Nick McCoy trains like any other athlete.
"It's your will that gets you through it," said the former Army staff sergeant, who lost parts of both legs and severely injured his left arm in an IED explosion in Iraq in December 2006.
"When I'm out here on the track, I don't necessarily think about anything I have to overcome," he said.
He settles in to his racing wheelchair at the Wheatley Heights sports complex, getting ready for another grueling workout for his events, the 100M, 200M and 400M dashes. The Pennsylvania native is one of a handful of military transplants who have made San Antonio home and are working out at the complex hoping to make the US Paralympic team.
"I love competing like this. I love the competition, I love the camaraderie you get," said Kate Callahan, a paraplegic who's already competed at the world championships in discus, shot put and javelin after only two years of competing. "There is no reason to say no I can't."
A former track athlete in high school, Callahan was re-introduced to competition through her recreational therapy at the VA.
"When I went to my first event and saw the competition that there was actually athletes in chairs with disabilities and amputees and I was like, 'Wow! OK, I want to get to that level.'" adds Josue Lopez, a paraplegic who competes in regional events in the discus and javelin four to five times a year.
Most of the athletes are out here because of their competitive nature. The US Paralympic Track trials begin June 29 in Indianapolis and unlike the stadium they practice in, the one there will be full of cheering fans. Yet none of them do it for the cheers or accolades.
"The biggest thing is I get to represent my country again," said McCoy. "I get to wear a jersey that has the American flag on it. To me, that means everything. It's the world to me."
"I'd be wearing the USA uniform again which is something I miss from being in the service for 18 years," adds Callahan.

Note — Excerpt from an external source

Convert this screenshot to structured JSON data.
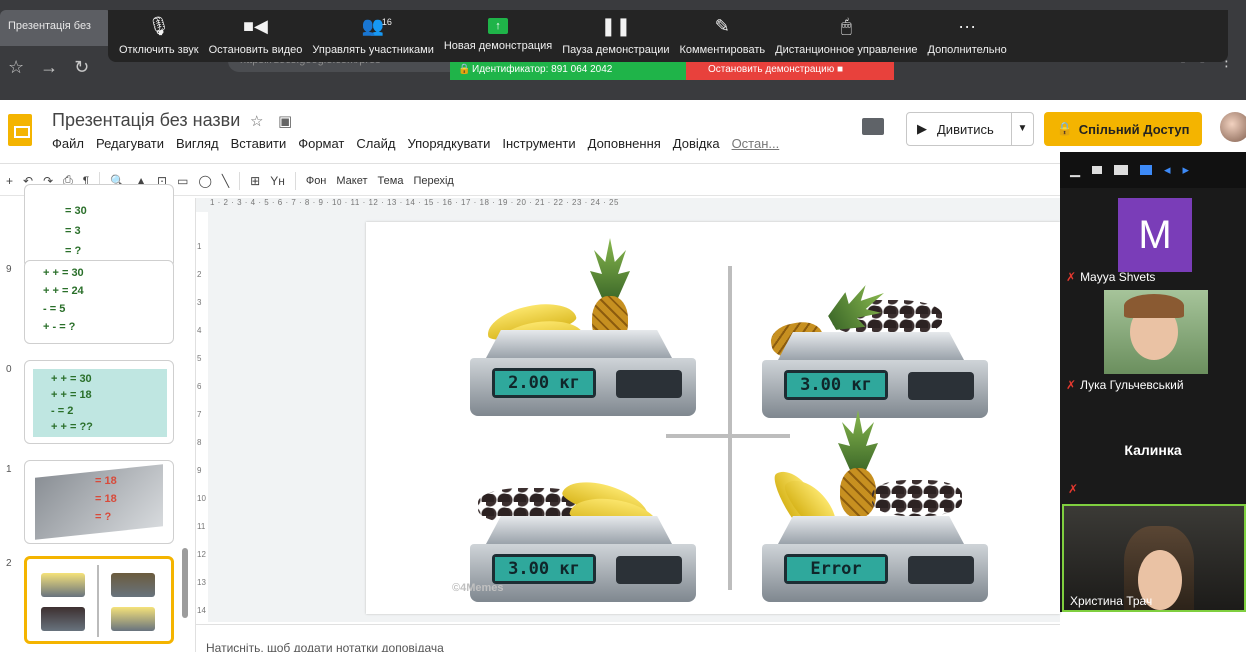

And while all three have already served their country, they hope to serve as inspiration again, this time to other disabled veterans.
"Everybody's got their shortcomings, disabilities," said McCoy. "Whether it be mental or physical, everybody's got a limitation."
"A lot of veterans are out there at home and they don't know that you can come out here and compete," added Lopez. "There might be some super athlete sitting at home that doesn't know that he can compete."
The 2012 Paralympics are in London and run August 29-Sept. 9.